Non-Primate Monocytes - CD14, CD16 - Ziegler-Heitbrock


CD116+ fetal precursors migrate to the perinatal lung and give rise to human alveolar macrophages.


Despite their importance in lung health and disease, it remains unknown how human alveolar macrophages develop early in life. Here we define the ontogeny of human alveolar macrophages from embryonic progenitors in vivo, using a humanized mouse model expressing human cytokines (MISTRG mice). We identified alveolar macrophage progenitors in human fetal liver that expressed the GM-CSF receptor CD116 and the transcription factor MYB. Transplantation experiments in MISTRG mice established a precursor-product relationship between CD34-CD116+ fetal liver cells and human alveolar macrophages in vivo. Moreover, we discovered circulating CD116+CD64-CD115+ macrophage precursors that migrated from the liver to the lung. Similar precursors were present in human fetal lung and expressed the chemokine receptor CX3CR1. Fetal CD116+CD64- macrophage precursors had a proliferative gene signature, outcompeted adult precursors in occupying the perinatal alveolar niche, and developed into functional alveolar macrophages. The discovery of the fetal alveolar macrophage progenitor advances our understanding of human macrophage origin and ontogeny.

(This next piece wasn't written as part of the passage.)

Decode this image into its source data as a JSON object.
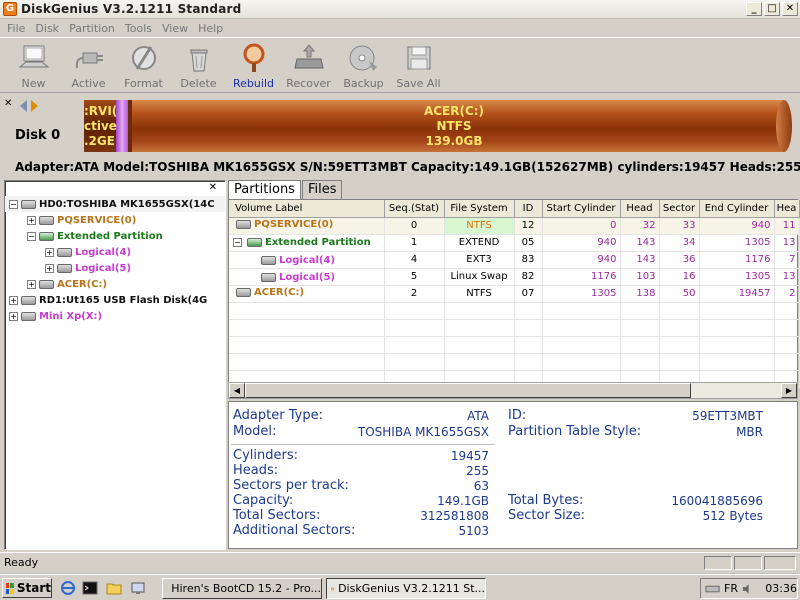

Authors: Evren E, Ringqvist E, Doisne JM, Thaller A, Sleiers N, Flavell RA, Di Santo JP, Willinger T,
Journal: J Exp Med;2022Feb07; 219 (2) . doi:10.1084/jem.20210987
Year: 2022
PubMed: PMID: 35019940 (Go to PubMed)